AS the 2019 academic year commences this week, many parents are bitterly complaining about why their children with all distinction have been selected to continue Grade 11 in some of the underperforming secondary schools in the nation’s capital district (NCD).
Underperforming schools in the sense that many of these schools had continued to perform poorly in the past Grade 12 examination results, and already parents are worried that their children will not make it to universities after completing grade 12.
For instance, as far as the 2019 University of PNG acceptance list is concerned, some of the schools in NCD and Central achieved the following results:

  • De La Salle – 10 students, two for science foundation
  • Gerehu – 10 students, two for science foundation
  • Laloki – one student – no science foundation
  • Tokorara – six students – one science foundation

The above results indicate that many of our secondary schools located in the heart of Port Moresby city and neighboring Central are performing far below standards.
The frightening scenario in here is that not many students will pursue studies in science and mathematics-related courses like medicine, engineering, surveying among others.
This is a big threat and a nerve-wracking part from a parent’s point of view when they anticipate their children becoming engineers and medical doctors after leaving school.
If schools in the city can produce such results, the worse can be experienced in some remote schools in the country, where our so-called elected Members of Parliament continue to establish many substandard secondary schools without enough learning and teaching materials nor proper planning.
An approach more akin to the increase in Port Moresby city settlements build out of off-cut building materials like plastics and cardboards.
The number of school leavers entering universities only reflects the lack of quality specialist teachers in many schools today.
A quality teacher is one who has a positive effect on student learning and development through a combination of content mastery, command of a broad set of pedagogic skills, and communications/interpersonal skills.
The real world must be brought into the classroom teaching and learning process to ensure their students will perform at higher level when taught by teachers who are intelligent and equipped with the correct content knowledge.
For instance, a teacher teaching language must understand key elements of linguistics, including reading, writing and speaking.
It is not enough for teachers to have a minimum understanding in the subject they teach.
The proficiency of teachers must significantly exceed the proficiency expected of students and beyond.
The argument here is that teachers must know a subject well in order to teach a particular subject with confidence and effectively.
Quality teachers are life-long learners in their subject areas, teach with commitment, and are reflective upon their teaching practice.

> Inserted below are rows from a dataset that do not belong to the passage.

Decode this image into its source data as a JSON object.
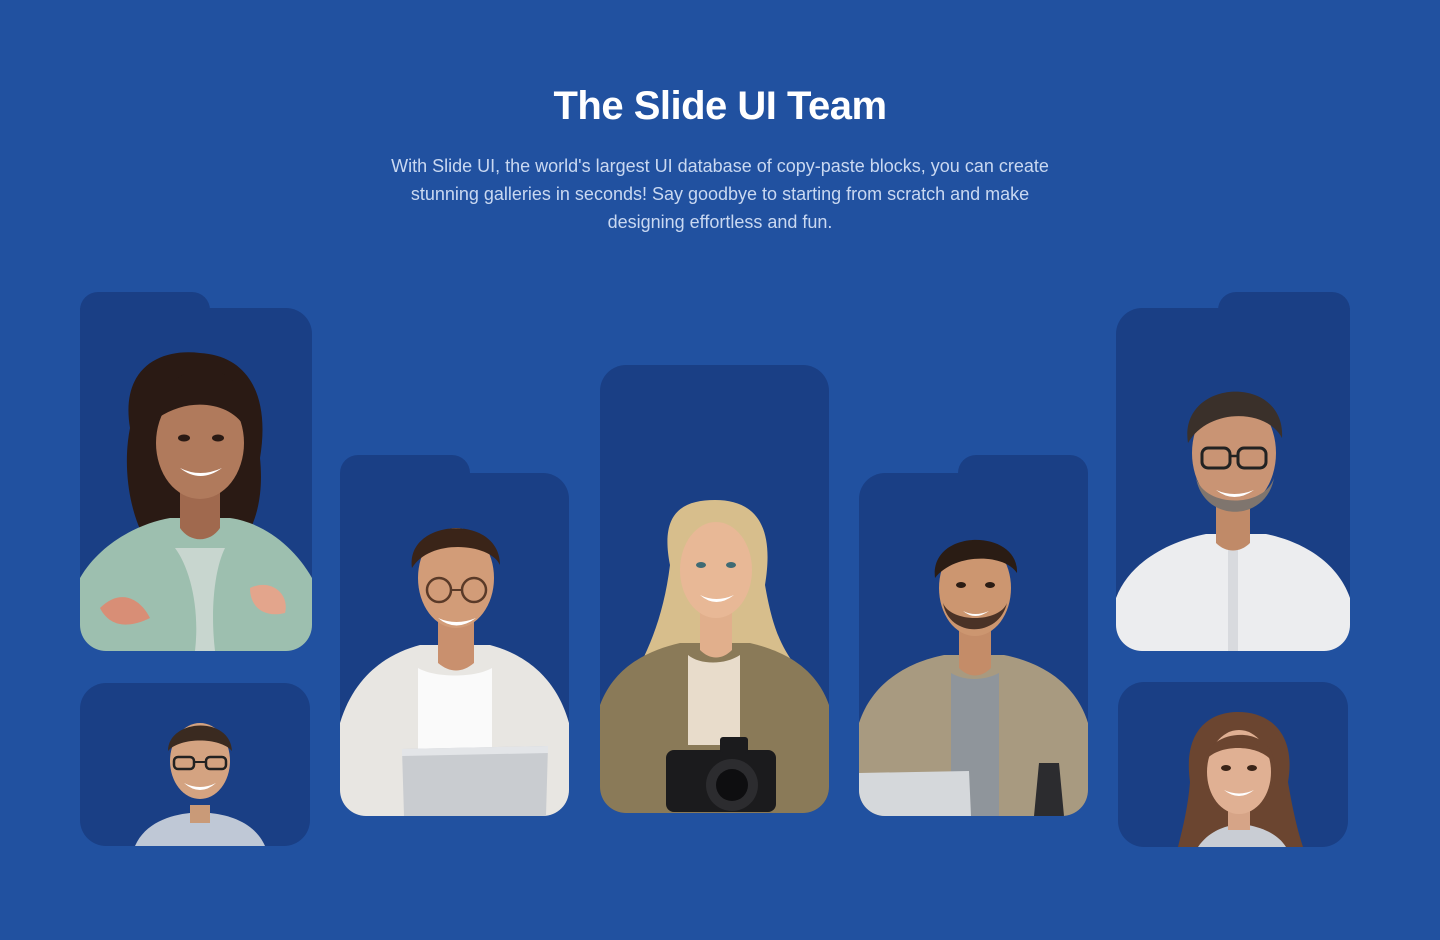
{
  "section": {
    "title": "The Slide UI Team",
    "description": "With Slide UI, the world's largest UI database of copy-paste blocks, you can create stunning galleries in seconds! Say goodbye to starting from scratch and make designing effortless and fun."
  },
  "colors": {
    "background": "#2151A0",
    "card": "#1A3F85",
    "title": "#FFFFFF",
    "description": "#C9D8F1"
  },
  "team": [
    {
      "id": "member-1",
      "portrait": "smiling woman with curly dark hair in floral blouse"
    },
    {
      "id": "member-2",
      "portrait": "smiling man with glasses"
    },
    {
      "id": "member-3",
      "portrait": "smiling man with glasses holding laptop"
    },
    {
      "id": "member-4",
      "portrait": "smiling blonde woman holding camera"
    },
    {
      "id": "member-5",
      "portrait": "smiling man with beard in jacket holding laptop"
    },
    {
      "id": "member-6",
      "portrait": "smiling man with glasses in white shirt"
    },
    {
      "id": "member-7",
      "portrait": "smiling woman with brown hair"
    }
  ]
}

They transfer knowledge of their subject matter and the learning process through good communication, diagnostic skills, understanding of different learning styles and cultural influences, knowledge about child development, and the ability to marshal a broad array of techniques to meet student needs.
They set high expectations and support students in achieving them.

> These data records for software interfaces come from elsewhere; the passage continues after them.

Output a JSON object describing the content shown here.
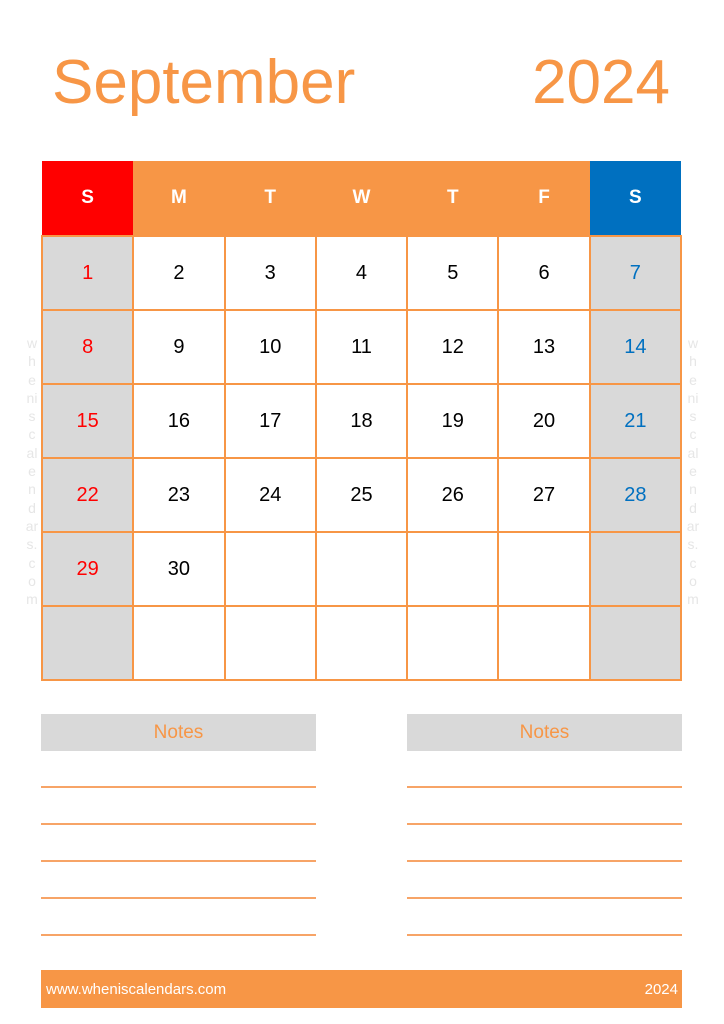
{
  "header": {
    "month": "September",
    "year": "2024"
  },
  "calendar": {
    "weekdays": [
      "S",
      "M",
      "T",
      "W",
      "T",
      "F",
      "S"
    ],
    "weeks": [
      [
        "1",
        "2",
        "3",
        "4",
        "5",
        "6",
        "7"
      ],
      [
        "8",
        "9",
        "10",
        "11",
        "12",
        "13",
        "14"
      ],
      [
        "15",
        "16",
        "17",
        "18",
        "19",
        "20",
        "21"
      ],
      [
        "22",
        "23",
        "24",
        "25",
        "26",
        "27",
        "28"
      ],
      [
        "29",
        "30",
        "",
        "",
        "",
        "",
        ""
      ],
      [
        "",
        "",
        "",
        "",
        "",
        "",
        ""
      ]
    ],
    "colors": {
      "sunday": "#ff0000",
      "saturday": "#0070c0",
      "accent": "#f79646",
      "weekend_bg": "#d9d9d9"
    }
  },
  "watermark": {
    "text_chars": [
      "w",
      "h",
      "e",
      "ni",
      "s",
      "c",
      "al",
      "e",
      "n",
      "d",
      "ar",
      "s.",
      "c",
      "o",
      "m"
    ]
  },
  "notes": [
    {
      "title": "Notes",
      "lines": 5
    },
    {
      "title": "Notes",
      "lines": 5
    }
  ],
  "footer": {
    "url": "www.wheniscalendars.com",
    "year": "2024"
  }
}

They establish an environment conducive to learning and leverage available resources outside as well as inside the classroom.
The techniques for successfully teaching mathematics are different from techniques for successfully teaching science.
Teachers must know what structures and explanations fit a particular subject.
They must know how that subject is commonly understood and misunderstood by students, the difficulties they have in mastering it, and the instructional strategies that are most effective in addressing those difficulties.
Teachers must not only master their subject, they must also master the pedagogy appropriate for teaching it.
With the lack of content knowledge in scientific or mathematical knowledge, teachers also lack the confidence and competence required to instill passion for these subjects in their students.
These often impacts the quality of classroom lessons, resulting in ‘cookbook’ activities that look hands-on but are overly procedural, which results in students disengaging scientific and mathematical interest in the process of moving from one level to the other.
This appears to be the missing link where the interest in content knowledge like science and mathematics had dropped at the early stage of learning.
The lack of interest trickles onto university studies where we see very low enrolment in science or medicine or engineering courses as evident in the recent 2019 university enrollment list.

Ken Nandawa
Bush Education Advisor